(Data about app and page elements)

-=-=-

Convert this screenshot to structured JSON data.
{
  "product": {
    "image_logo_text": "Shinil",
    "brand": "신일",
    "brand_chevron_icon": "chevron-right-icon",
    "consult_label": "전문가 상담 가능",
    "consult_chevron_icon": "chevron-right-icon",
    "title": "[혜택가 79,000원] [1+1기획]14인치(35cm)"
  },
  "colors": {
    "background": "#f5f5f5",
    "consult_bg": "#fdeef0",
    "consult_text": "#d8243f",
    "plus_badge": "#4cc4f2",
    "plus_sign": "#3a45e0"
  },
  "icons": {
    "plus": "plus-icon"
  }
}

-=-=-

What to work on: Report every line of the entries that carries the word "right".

Response to this exercise:
    "brand_chevron_icon": "chevron-right-icon",
    "consult_chevron_icon": "chevron-right-icon",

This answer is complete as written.